Festival of the Future City, Bath
Festival of the Future City, Bath ran from 19 to 21 October and was a collaborative and entertaining couple of day’s discussing topics and ideas about Bath’s architecture and future cities use and needs. Bath is a UNESCO world heritage city, and prides itself on being an independent, creative, unique and stylish city.
The theme of festival was to shape Bath’s future. Chaired discussions about master planning; improvements to infrastructure, housing and inner city developments was debated through presentations and panel discussions.
The programme began on Thursday 19 October with a walk led by Dr Amy Frost from Bath Preservation Trust with leading architecture writer and critic Owen Hatherley. Later, Stride Treglown opened the debate about what a Liveable City should look like and the audience was invited to comment on their top 3 things they would like to change about living in Bath.
Day two was all about the city of Bath at the Assembly Rooms where the city model was relocated for 24 hours and some of the UK’s most recognised architects discussed preserving utopia and imagining the future of Bath; Alison Brooks, Roz Barr and Jim Heverin were amongst the participants.
The events at Assembly Rooms closed the Friday programme with a keynote lecture from passionate Bath resident and world leading story teller, Ken Loach.
On Saturday, the festival took on a more global feel and the younger generation were encouraged to take part in workshops arranged by The Edge Arts, at the University of Bath. The conversations came from leading thinkers and influences from surrounding architectural industries to discuss strategies for change employed by cities internationally.
Anna Minton explained the importance of learning from the past - keeping public spaces as public spaces, making privatisation a realistic proposition and building more social housing. Alex Vasudevan told us about the history of squatting and the importance of people needing housing and housing needing people. Justin McGuirk explained what had happened in some major cities in Latin America where money was sparse and people were plenty.

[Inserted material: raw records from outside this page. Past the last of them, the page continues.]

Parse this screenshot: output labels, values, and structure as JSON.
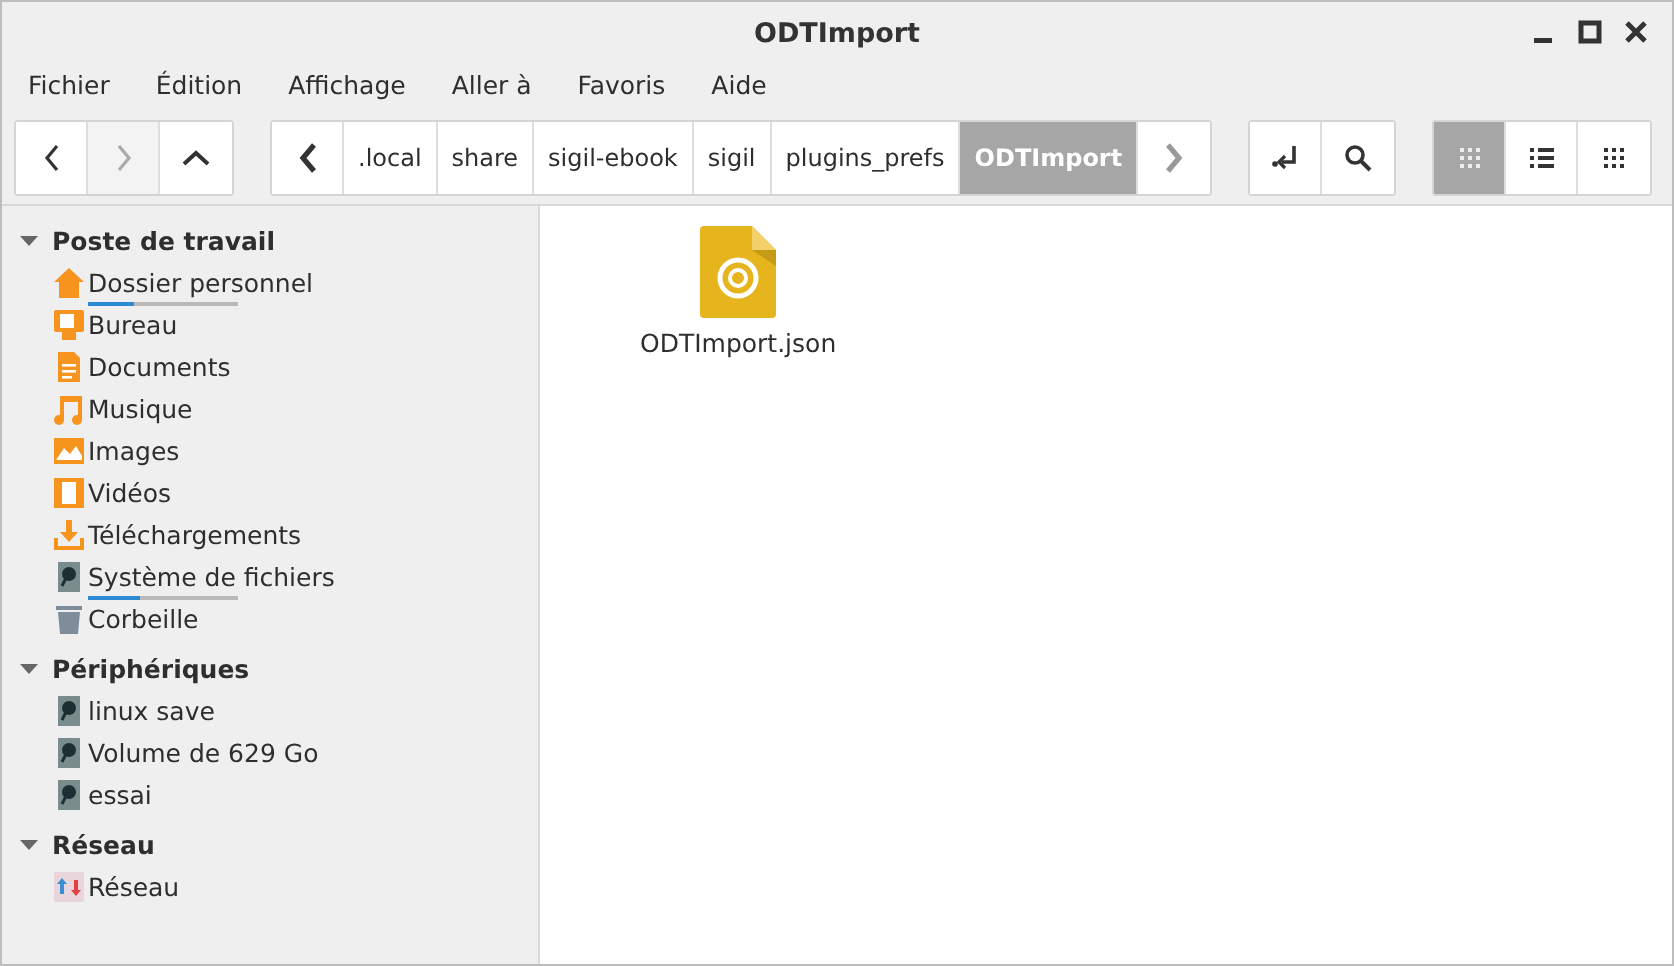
{
  "window": {
    "title": "ODTImport"
  },
  "menu": [
    "Fichier",
    "Édition",
    "Affichage",
    "Aller à",
    "Favoris",
    "Aide"
  ],
  "nav": [
    {
      "kind": "back",
      "disabled": false
    },
    {
      "kind": "forward",
      "disabled": true
    },
    {
      "kind": "up",
      "disabled": false
    }
  ],
  "path": {
    "crumbs": [
      {
        "label": ".local",
        "selected": false
      },
      {
        "label": "share",
        "selected": false
      },
      {
        "label": "sigil-ebook",
        "selected": false
      },
      {
        "label": "sigil",
        "selected": false
      },
      {
        "label": "plugins_prefs",
        "selected": false
      },
      {
        "label": "ODTImport",
        "selected": true
      }
    ]
  },
  "tools": [
    {
      "kind": "location"
    },
    {
      "kind": "search"
    }
  ],
  "views": [
    {
      "kind": "icons",
      "selected": true
    },
    {
      "kind": "list",
      "selected": false
    },
    {
      "kind": "compact",
      "selected": false
    }
  ],
  "sidebar": {
    "sections": [
      {
        "title": "Poste de travail",
        "expanded": true,
        "items": [
          {
            "label": "Dossier personnel",
            "kind": "home",
            "level": 0.3
          },
          {
            "label": "Bureau",
            "kind": "desktop"
          },
          {
            "label": "Documents",
            "kind": "document"
          },
          {
            "label": "Musique",
            "kind": "music"
          },
          {
            "label": "Images",
            "kind": "image"
          },
          {
            "label": "Vidéos",
            "kind": "video"
          },
          {
            "label": "Téléchargements",
            "kind": "download"
          },
          {
            "label": "Système de fichiers",
            "kind": "drive",
            "level": 0.34
          },
          {
            "label": "Corbeille",
            "kind": "trash"
          }
        ]
      },
      {
        "title": "Périphériques",
        "expanded": true,
        "items": [
          {
            "label": "linux save",
            "kind": "drive"
          },
          {
            "label": "Volume de 629 Go",
            "kind": "drive"
          },
          {
            "label": "essai",
            "kind": "drive"
          }
        ]
      },
      {
        "title": "Réseau",
        "expanded": true,
        "items": [
          {
            "label": "Réseau",
            "kind": "network"
          }
        ]
      }
    ]
  },
  "files": [
    {
      "name": "ODTImport.json",
      "kind": "json"
    }
  ]
}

The very compelling ‘Artist in the City’, saw an all-female line up looked at alternative approaches to urban spaces and the relationship contemporary art plays in society. Melanie Manchot’s showed a film about a performing troop of artists in Newcastle, through the art of parkour and Rut Blees Luxemburg’s photography installation on dust, rust and decay was a critique of the city of London and a view of buildings normally overlooked. Gayle Chong Kwan’s exciting work in the community showed how art can a have a role on the aesthetic appearance of a place to evoke thought and engagement.The festival ran for 2 and half days, over 3 venues included 15 guest speakers, contained 25 events and over 800 visitors attended. Belinda Laws, one of the festival's attendees, appreciated the hard work involved in setting it all up:
'All the organisers have done a terrific job of coordinating the events, obtaining speakers of such a high calibre,' Belinda said. 'The event should be repeated annually and become a regular part of Bath's architectural calendar.'

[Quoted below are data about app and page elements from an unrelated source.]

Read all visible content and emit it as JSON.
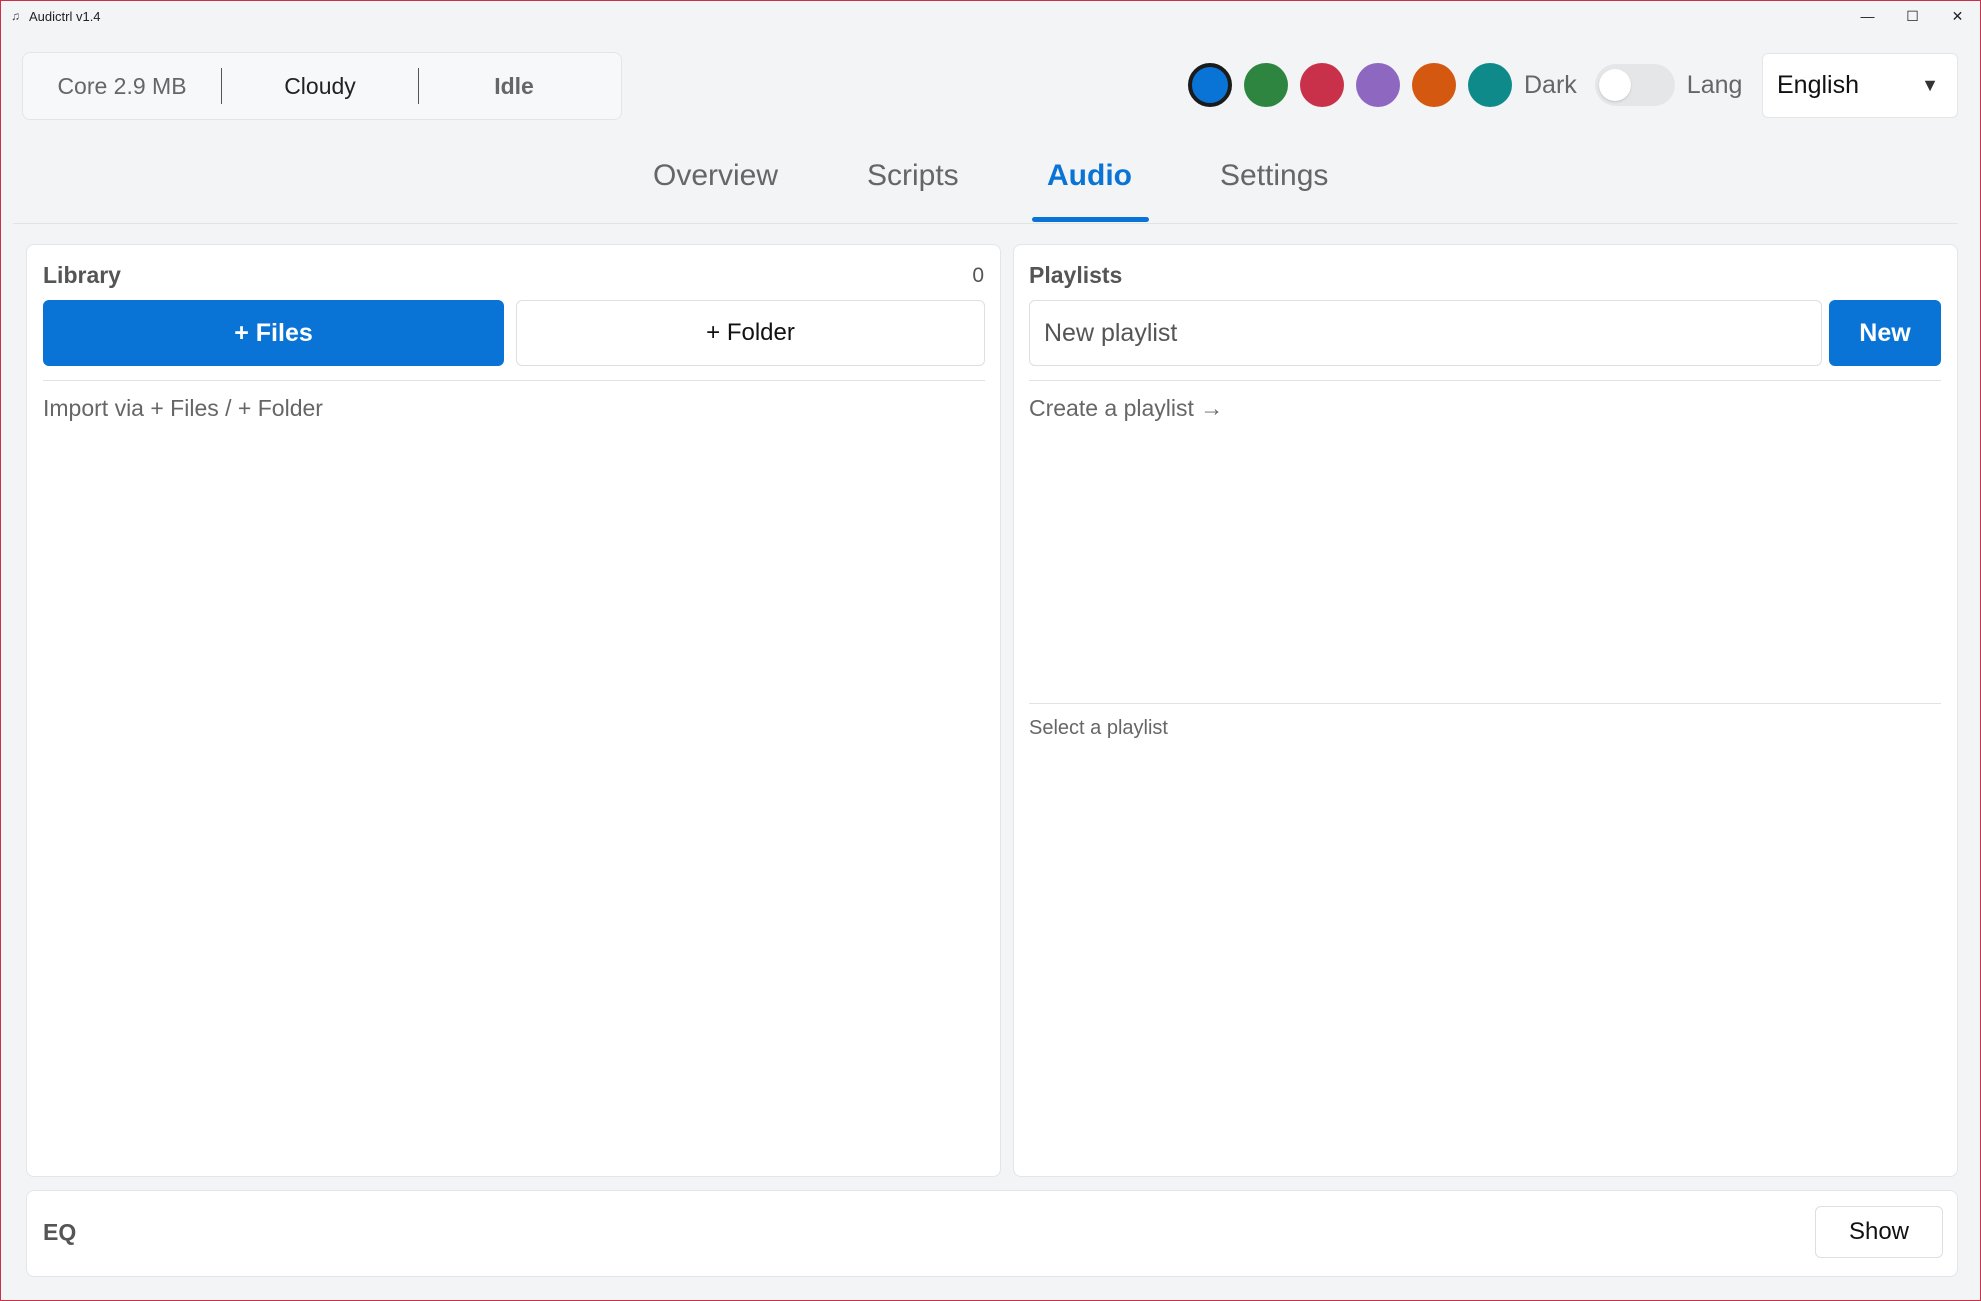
{
  "window": {
    "title": "Audictrl v1.4",
    "icon": "music-note-icon",
    "controls": {
      "minimize": "—",
      "maximize": "☐",
      "close": "✕"
    }
  },
  "status": {
    "core": "Core 2.9 MB",
    "weather": "Cloudy",
    "state": "Idle"
  },
  "theme": {
    "swatches": [
      {
        "name": "blue",
        "color": "#0a74d6",
        "selected": true
      },
      {
        "name": "green",
        "color": "#2e8540"
      },
      {
        "name": "red",
        "color": "#c9314a"
      },
      {
        "name": "purple",
        "color": "#8e68c0"
      },
      {
        "name": "orange",
        "color": "#d4580f"
      },
      {
        "name": "teal",
        "color": "#0f8a8a"
      }
    ],
    "dark_label": "Dark",
    "dark_enabled": false,
    "lang_label": "Lang",
    "language": "English"
  },
  "tabs": [
    {
      "label": "Overview"
    },
    {
      "label": "Scripts"
    },
    {
      "label": "Audio",
      "active": true
    },
    {
      "label": "Settings"
    }
  ],
  "library": {
    "title": "Library",
    "count": "0",
    "add_files": "+ Files",
    "add_folder": "+ Folder",
    "empty_hint": "Import via + Files / + Folder"
  },
  "playlists": {
    "title": "Playlists",
    "input_placeholder": "New playlist",
    "new_button": "New",
    "empty_hint": "Create a playlist →",
    "detail_hint": "Select a playlist"
  },
  "eq": {
    "title": "EQ",
    "toggle_button": "Show"
  },
  "colors": {
    "accent": "#0a74d6",
    "window_border": "#c9314a"
  }
}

The festival was in conjunction with Bristol ‘Festival of Ideas’ – which aimed to be the largest public debate about the future of cities – bringing together writers, artists, politicians, scientists, academics, journalists, filmmakers and others, exploring key issues for the future of our cities.
These issues included: how we can solve growing inequality and segregation, build healthy cities and places, foster sustainable cities and explore a future of devolved powers.